Because e-commerce businesses can easily be offshore and remote, they’re great tax-friendly businesses to start.
Selling software-as-a-service is another area where it’s easy to start a tax-friendly business.
Software-as-a-service is an online service where users pay subscription fees for a third-party provider to host and manage apps and data remotely. Microsoft 365 is a popular example of this type of model.
Because software-as-a-service is cloud-based by nature, it’s highly location-independent. You can manage everything remotely, and you can hire contractors and subcontractors outside of the US.
However, starting a software-as-a-service business will require you to be fairly tech-savvy.
While you can leave the bulk of the app development to contractors, you’ll need at least a basic understanding to formulate a product that works – and will sell.
Other Tax-Friendly Business Ideas
Tax-friendly businesses aren’t just limited to e-commerce and software-as-a-service.
Selling e-books is another great idea for a location-independent business. However, if you’re not a talented writer, it might not be so successful.
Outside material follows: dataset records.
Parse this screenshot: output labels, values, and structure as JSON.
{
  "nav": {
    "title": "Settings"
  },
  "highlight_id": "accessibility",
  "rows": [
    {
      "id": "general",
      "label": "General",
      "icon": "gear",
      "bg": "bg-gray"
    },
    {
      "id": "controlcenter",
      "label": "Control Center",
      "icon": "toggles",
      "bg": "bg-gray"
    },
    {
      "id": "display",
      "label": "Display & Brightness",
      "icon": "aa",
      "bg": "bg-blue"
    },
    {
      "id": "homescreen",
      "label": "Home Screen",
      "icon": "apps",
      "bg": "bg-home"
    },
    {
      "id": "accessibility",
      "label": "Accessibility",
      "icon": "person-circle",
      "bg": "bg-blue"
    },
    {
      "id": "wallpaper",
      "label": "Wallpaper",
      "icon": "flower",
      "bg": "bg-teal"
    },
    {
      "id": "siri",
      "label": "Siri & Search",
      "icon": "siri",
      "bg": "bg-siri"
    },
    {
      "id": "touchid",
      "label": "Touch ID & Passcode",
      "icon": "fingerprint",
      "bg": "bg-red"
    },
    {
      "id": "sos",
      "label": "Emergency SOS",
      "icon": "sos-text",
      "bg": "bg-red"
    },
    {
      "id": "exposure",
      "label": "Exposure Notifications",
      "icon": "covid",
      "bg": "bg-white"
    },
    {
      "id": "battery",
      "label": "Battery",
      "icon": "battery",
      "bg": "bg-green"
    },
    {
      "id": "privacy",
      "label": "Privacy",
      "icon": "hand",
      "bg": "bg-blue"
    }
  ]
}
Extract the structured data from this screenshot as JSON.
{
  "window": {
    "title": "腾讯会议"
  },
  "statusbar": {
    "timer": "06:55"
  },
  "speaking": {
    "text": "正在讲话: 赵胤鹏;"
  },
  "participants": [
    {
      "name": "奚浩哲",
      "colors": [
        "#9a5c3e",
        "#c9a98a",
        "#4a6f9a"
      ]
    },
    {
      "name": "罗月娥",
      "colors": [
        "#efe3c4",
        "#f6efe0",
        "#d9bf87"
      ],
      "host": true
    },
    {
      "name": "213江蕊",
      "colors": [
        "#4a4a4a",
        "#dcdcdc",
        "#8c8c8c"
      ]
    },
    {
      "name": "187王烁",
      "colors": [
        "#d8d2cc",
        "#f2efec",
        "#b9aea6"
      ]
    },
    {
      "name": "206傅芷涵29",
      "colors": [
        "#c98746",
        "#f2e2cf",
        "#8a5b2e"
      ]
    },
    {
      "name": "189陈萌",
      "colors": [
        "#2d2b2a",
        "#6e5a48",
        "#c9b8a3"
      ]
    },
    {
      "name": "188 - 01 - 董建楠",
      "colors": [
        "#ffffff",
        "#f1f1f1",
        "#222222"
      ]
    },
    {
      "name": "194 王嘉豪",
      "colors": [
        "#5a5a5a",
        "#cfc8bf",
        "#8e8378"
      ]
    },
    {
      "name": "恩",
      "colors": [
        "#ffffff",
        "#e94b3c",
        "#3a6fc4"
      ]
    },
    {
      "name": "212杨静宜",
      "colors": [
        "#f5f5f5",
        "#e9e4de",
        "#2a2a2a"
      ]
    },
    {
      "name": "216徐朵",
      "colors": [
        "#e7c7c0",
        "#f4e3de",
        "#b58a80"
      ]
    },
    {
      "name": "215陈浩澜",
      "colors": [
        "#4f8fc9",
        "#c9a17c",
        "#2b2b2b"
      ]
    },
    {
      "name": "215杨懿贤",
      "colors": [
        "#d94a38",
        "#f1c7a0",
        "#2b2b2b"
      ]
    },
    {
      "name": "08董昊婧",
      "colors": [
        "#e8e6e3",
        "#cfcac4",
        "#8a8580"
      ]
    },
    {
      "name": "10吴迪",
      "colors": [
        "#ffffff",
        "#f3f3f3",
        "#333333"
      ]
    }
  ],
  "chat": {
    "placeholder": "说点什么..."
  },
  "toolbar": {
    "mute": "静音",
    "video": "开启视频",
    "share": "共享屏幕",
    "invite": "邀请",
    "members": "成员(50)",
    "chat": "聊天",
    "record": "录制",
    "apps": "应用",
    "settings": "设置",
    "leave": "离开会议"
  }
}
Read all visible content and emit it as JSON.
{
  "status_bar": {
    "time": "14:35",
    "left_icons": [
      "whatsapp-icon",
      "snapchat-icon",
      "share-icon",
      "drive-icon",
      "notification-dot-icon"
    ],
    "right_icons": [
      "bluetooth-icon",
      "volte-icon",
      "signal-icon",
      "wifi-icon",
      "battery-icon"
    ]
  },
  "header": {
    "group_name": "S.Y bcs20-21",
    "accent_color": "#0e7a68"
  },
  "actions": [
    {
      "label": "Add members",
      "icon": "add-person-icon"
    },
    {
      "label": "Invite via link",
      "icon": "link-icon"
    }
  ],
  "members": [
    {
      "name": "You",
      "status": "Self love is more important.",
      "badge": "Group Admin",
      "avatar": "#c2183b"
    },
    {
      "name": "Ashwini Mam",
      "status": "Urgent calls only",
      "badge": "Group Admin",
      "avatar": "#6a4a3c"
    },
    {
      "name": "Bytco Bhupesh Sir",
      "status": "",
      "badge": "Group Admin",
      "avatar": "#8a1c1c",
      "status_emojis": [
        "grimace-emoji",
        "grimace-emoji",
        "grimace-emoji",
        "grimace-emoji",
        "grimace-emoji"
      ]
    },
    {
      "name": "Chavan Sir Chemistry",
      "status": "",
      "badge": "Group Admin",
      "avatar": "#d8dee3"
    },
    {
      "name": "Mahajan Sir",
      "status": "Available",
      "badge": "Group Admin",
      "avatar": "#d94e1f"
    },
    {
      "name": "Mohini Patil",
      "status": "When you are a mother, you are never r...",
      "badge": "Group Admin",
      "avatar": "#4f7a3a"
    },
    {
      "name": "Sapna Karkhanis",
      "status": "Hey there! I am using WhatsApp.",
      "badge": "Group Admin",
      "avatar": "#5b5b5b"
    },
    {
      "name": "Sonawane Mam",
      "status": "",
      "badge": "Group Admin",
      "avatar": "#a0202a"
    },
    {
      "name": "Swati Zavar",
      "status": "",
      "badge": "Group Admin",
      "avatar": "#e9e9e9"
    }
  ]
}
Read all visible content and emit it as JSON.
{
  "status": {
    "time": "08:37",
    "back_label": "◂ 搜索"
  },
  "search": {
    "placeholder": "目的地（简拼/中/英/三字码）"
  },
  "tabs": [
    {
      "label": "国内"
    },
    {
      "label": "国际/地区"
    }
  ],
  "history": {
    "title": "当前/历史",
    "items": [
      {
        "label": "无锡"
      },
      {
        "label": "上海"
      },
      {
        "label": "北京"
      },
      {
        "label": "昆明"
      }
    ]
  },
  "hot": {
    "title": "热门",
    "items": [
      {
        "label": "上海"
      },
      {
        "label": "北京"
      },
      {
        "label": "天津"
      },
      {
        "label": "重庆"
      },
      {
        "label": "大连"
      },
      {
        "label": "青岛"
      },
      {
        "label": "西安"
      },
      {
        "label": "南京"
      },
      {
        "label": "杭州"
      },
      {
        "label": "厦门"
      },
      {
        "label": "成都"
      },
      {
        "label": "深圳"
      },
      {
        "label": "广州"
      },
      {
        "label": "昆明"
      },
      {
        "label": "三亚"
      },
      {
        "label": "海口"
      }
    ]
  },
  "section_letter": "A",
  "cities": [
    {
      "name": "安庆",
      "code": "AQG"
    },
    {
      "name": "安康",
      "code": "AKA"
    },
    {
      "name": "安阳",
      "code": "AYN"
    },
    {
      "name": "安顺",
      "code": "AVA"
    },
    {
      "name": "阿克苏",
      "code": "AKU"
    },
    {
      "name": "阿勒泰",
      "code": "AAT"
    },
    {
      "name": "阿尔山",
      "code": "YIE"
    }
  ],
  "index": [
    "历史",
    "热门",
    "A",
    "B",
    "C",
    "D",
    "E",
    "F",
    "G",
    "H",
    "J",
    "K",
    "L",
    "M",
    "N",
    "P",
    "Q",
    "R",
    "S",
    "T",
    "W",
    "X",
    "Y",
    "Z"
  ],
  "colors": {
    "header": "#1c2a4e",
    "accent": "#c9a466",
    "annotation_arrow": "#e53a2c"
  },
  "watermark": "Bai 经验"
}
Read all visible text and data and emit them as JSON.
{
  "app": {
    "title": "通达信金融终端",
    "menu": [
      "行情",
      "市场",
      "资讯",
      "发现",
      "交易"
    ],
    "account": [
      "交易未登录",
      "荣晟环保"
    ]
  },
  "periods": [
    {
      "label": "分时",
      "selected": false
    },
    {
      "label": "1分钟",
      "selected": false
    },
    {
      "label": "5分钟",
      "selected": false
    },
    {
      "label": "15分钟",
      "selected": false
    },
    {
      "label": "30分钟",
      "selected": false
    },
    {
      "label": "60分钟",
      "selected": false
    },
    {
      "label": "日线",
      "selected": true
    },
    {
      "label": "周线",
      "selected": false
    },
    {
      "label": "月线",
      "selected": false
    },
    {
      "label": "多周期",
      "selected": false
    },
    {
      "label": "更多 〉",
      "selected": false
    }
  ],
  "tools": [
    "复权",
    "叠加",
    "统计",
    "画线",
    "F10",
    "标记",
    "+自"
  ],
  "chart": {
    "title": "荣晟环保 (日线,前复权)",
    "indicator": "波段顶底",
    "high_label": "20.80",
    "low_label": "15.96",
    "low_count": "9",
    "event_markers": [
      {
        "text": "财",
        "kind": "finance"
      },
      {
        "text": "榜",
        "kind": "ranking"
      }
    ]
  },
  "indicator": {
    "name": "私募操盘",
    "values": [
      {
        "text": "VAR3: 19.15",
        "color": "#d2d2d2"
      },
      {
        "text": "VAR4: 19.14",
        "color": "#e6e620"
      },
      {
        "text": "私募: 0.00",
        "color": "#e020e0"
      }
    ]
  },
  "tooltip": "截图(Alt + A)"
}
The same goes for businesses like consulting.
You can do it remotely, but your success will depend on your skills.
Basically, any business that’s location-independent – whether it’s writing, app development, or consulting – can be a tax-friendly business.
While there are some restrictions – particularly for US citizens – working from low- or no-tax countries is the key to starting tax-friendly businesses.
In order to have a tax-friendly business, you should avoid being physically present and working in a place where you don’t want to be taxed.
You can set up a website that sells stock photos in Singapore, for example, and even if you sell your product in the US, you won’t necessarily be taxed there.
Overall, the secret to starting a tax-friendly business is making it as international and location-independent as possible.
You base your business somewhere where you’re treated best, and you make it work from there.
Nomad Capitalist is all about helping people like you “go where you’re treated best”. If you want to learn more about what exactly that means, and why I believe so strongly in it, I made this video that is worth watching: